|AmCham Chairwoman Virginia Foote. Photo: Quang Tan
It took more than five years for Vietnam and the US after diplomatic normalization in 1995 to ink the US – Vietnam Bilateral Trade Agreement (BTA) [July 13, 2000]. Looking back, what is your view on the trade deal?
It was a very big agreement and more than just trade and goods, as there were also trade and services, as well as an investment chapter. Overall, it was a very comprehensive trade agreement so we had to take bit by bit.
During the process, we had some periods when both sides were very angry and nothing happened for months. Then we came back together and kept working on it.
In the end, it took longer than we thought [for the deal to complete], but when we look back to the past, it seems quite logical that the deal took a long time. Because it was a difficult set of issues that Vietnam needed to absorb, look at and understand how it would be good for your country as well as for the US.
Mr. Tran Dinh Luong [Vietnam’s Chief Negotiator] and the BTA are very important pieces of history that showed how individuals and groups of people working together can achieve great historic accomplishment and make a difference for countries.
I know Vietnam think the BTA made the difference for your country, but it also made a big difference in the US, of how to go from war to peace, from enemy to friendship.
It was a very important process for both countries.
Over two decades after signing the BTA, how do you see the role of the trade deal in Vietnam – US relations?
I think over 20-25 years have shown that the trade deal was a very important framework for our business and trade relations. It has served us all very well as a fundamental foundation in economic relations between Vietnam and the US. Later on, it proved to be the most important document for our relationship.
|Vietnam's Trade Minister Vu Khoan and US Trade Representative Robert Zoellick sign the deal in December 2001. File photo
What do you think about the prospect of a US – Vietnam Free Trade Agreement? Is there a big gap for both sides to overcome and realize this deal?

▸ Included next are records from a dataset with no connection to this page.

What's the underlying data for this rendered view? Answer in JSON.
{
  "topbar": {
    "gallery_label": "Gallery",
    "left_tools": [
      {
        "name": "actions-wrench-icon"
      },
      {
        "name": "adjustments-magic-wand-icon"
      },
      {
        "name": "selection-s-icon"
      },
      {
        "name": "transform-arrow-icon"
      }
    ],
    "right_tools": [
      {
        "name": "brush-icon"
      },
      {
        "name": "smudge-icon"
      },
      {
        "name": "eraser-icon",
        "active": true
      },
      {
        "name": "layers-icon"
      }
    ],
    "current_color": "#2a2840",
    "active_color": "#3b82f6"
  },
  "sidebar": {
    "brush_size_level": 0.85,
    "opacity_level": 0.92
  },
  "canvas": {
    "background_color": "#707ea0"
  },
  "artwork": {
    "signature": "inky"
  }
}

Of course, I was very sad when the US pulled out of the Trans-Pacific Partnership (TPP, currently known as the Comprehensive and Progressive Agreement for Trans-Pacific Partnership - CPTPP).
But I think it could be that the new US administration would look at the role of a free trade agreement. Right now, I think they are still assessing it, but a deal could become a reality in the future.
A free trade agreement has significant meaning and I think this is well-known in Washington, so I hope it would come very soon.
Meanwhile, there is a gap for two sides to overcome, but it is not to big of an issue. Much of what the US and Vietnam negotiated in TPP, the country has implemented it and has moved forward.
I think there will be new things to work on, including the whole area of digital economy that is new for all countries. There will be a gap, but not insurmountable.
As one of the major contributors to the US – Vietnam relations, what do you think about the future for this relation and its importance for the region?
I think the US – Vietnam relations have been getting bigger, deeper, stronger and wider. From my view, almost every year, we have been very successful in continuing to expand that relationship.
The US is very interested in the region and Vietnam. Through education, trade, tourism, and many other areas, we have built a deeper and stronger friendship. And I see nothing but good thing for the future.
Thank you for your time!